I am by no means suggesting that politicians need less accountability or that we need more government programs. I am instead saying that maybe our outright negativity toward politics and government is wrong and destructive, especially if we view our fellow citizens and countrymen as brothers and sisters in a temporary and ever-uncertain life. Maybe we could learn to appreciate the political process and return to a civic virtue that takes our role as citizens seriously. Libertarians (who buy Locke almost wholesale) would have us believe that the best bulwark against tyranny is less government. But I rather agree with Aristotle who said, in light of our family-city, "Man is a political animal." Politics isn't a nasty thing like excreting or bathing that we do because we have to. Man is the only animal to arrange himself in a group, to rule and be ruled. Maybe politics is part of what makes us human.

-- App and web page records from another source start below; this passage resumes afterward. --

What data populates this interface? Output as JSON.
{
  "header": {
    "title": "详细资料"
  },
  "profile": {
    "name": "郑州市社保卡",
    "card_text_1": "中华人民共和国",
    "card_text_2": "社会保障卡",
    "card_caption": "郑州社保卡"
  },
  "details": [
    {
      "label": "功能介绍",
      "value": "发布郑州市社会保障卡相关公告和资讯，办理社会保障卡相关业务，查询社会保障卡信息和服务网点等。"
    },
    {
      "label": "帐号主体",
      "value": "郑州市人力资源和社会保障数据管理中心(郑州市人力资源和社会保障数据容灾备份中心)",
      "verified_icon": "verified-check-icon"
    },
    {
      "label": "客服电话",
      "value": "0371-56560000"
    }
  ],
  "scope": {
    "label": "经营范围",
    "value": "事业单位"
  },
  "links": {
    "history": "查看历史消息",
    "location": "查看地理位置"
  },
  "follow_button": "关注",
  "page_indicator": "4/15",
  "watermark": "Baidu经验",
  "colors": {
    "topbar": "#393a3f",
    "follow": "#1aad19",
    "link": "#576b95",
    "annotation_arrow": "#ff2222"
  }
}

In fourth-grade I was given a citizenship award by my teacher. I had no idea what this meant then. Reflecting back, it's sad that I didn't. Aristotle's point about genuine concern for our fellowmen--both body and soul--through political action is the very basis of any free republic. Ignore the economist, the pundit, the cynic who would have you believe that some abstract state always expands into tyranny. The liberals are right to note that the state only expands where free citizens fail. Now I understand and am honored by that flimsy piece of paper I lost a long time ago. The best bulwark against tyranny isn't less government, it's better citizens. Citizens who care about other citizens, citizens who use what they have to help out others whether through tax dollars or moral oversight or bodies in the army or even out of their own pockets, citizens who are truly "other-centric" are the worst enemy of any potential tyrant.